And maybe I’m just a cruddy assed carb-guesser, because my blood sugars were crashing practically every two seconds. Although, I find that highly unlikely as I’m fairly decent at it when need be at home, and I was a superstar at it before going on the insulin pump. More likely it’s the endless walking we do when vacationing. Oh, and the fact Portland is home to the BEST North American ice cream EVER (Hello Salt and Straw!!!) and the fact said ice cream was ohhhhh like a five-minute walk from our hotel, and the fact, we were being so insanely debauched eating Salt and Straw at like 10:30 at night – yeah, that can totally mess you up too.
One night, there was Salt and Straw with a craft brew chaser; like I said, totally debauched!
And we weren’t the only ones; every night, lineups out the door and around the corner!!!
The entire trip, my blood sugars averaged 4.2. There were a lot of borderline lows, some slight lows, and one massively horrible, freak the ugly crud right out of me low.

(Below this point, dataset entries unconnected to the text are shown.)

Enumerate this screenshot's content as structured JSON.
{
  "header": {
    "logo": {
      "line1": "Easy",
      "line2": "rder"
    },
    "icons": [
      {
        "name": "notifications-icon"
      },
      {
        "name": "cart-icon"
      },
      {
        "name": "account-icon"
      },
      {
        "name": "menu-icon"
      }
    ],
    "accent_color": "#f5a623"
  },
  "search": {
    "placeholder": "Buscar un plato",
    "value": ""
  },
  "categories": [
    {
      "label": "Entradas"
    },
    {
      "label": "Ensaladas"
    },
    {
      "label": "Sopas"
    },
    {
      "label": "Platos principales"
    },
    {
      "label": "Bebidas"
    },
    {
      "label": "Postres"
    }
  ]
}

That night we had a late dinner at a tapas restaurant. I had the paella. Now, I’m pretty well versed in what it does to my blood sugars as we have it frequently at home during the summer months. Paella is a rice-based dish (we use arborio) that generally shoots my blood sugars up if I don’t first load myself full of insulin. So I did just that. My blood sugars were 5.7, and I calculated a conservative 60 grams of carbs for the meal based on the successive lows I’d already been having. After dinner, we walked for about 20 or so minutes before deciding to stop in at Salt and Straw to which I ordered a lovely split scoop of their Strawberry Honey Balsamic Black Pepper and Almond Brittle with Salted Ganache ice creams (Yummm!!!). My blood sugars pre-ice cream were 4.7. I knew I was in a bit of a pickle. My blood sugars were dropping, but if I didn’t give myself any insulin they would surely shoot up from the ice cream later.
What I should have done was eat the ice cream, wait until my blood sugars rose, and some of the dinner insulin wore off, then give myself a half dose and test a couple hours later to see if a further dose was required. That’s what I should have done. But I didn’t. Nope, I gave myself the half dose before taking my first mouth-watering bite.
How can you possibly think straight with that staring at you, waiting for you to dive in???
Retrospect is a bitch.
Before bed, my blood sugars were 3.7. I chewed on 5 salt water taffies courtesy of the hotel, and was feeling thoroughly ill at this point. I turned the lights out, and flitted off into an unsettled, herky jerky sleep. About 30 minutes later I opened my eyes with a start, and I don’t know what it was about the way I was feeling, but something had me fumbling for the light switch, needing to test my blood sugars. They were 2.7. I didn’t believe it. My mind was bouncing all over the place, my words were nonsensical, I was stuttering, getting half sentences out. I told Big Ring I needed to wash my hands and retest; he tried reasoning with me that I would only need to do that if my blood sugars were high. I stared at him; I didn’t understand what he was saying. I couldn’t eat anymore sugar, my body couldn’t take it. He grabbed an apple and told me to chew.
Slowly, the haze lifted, but the fear and shame of the low didn’t; I should have known better.
As much as I Iove travelling, and oh man I do, I do NOT like the diabetes beast it often presents.
If only I had the diabetes brain of saaaay Linus Pauling!!!
I did, however, get the diabetes equation right one night: the night we took advantage of our in-suite kitchenette and whipped up omelettes – a travelling staple of ours 🙂
Pretty much, every adventure has us making omelettes at least one of the nights!
Next time, I’m making graphs… at least, that’s what I say now 🙂
Until next time dear Portland…
Ps. If you want to read more on our actual trip, here’s a lovely post from Big Ring’s blog all about keeping it weird 🙂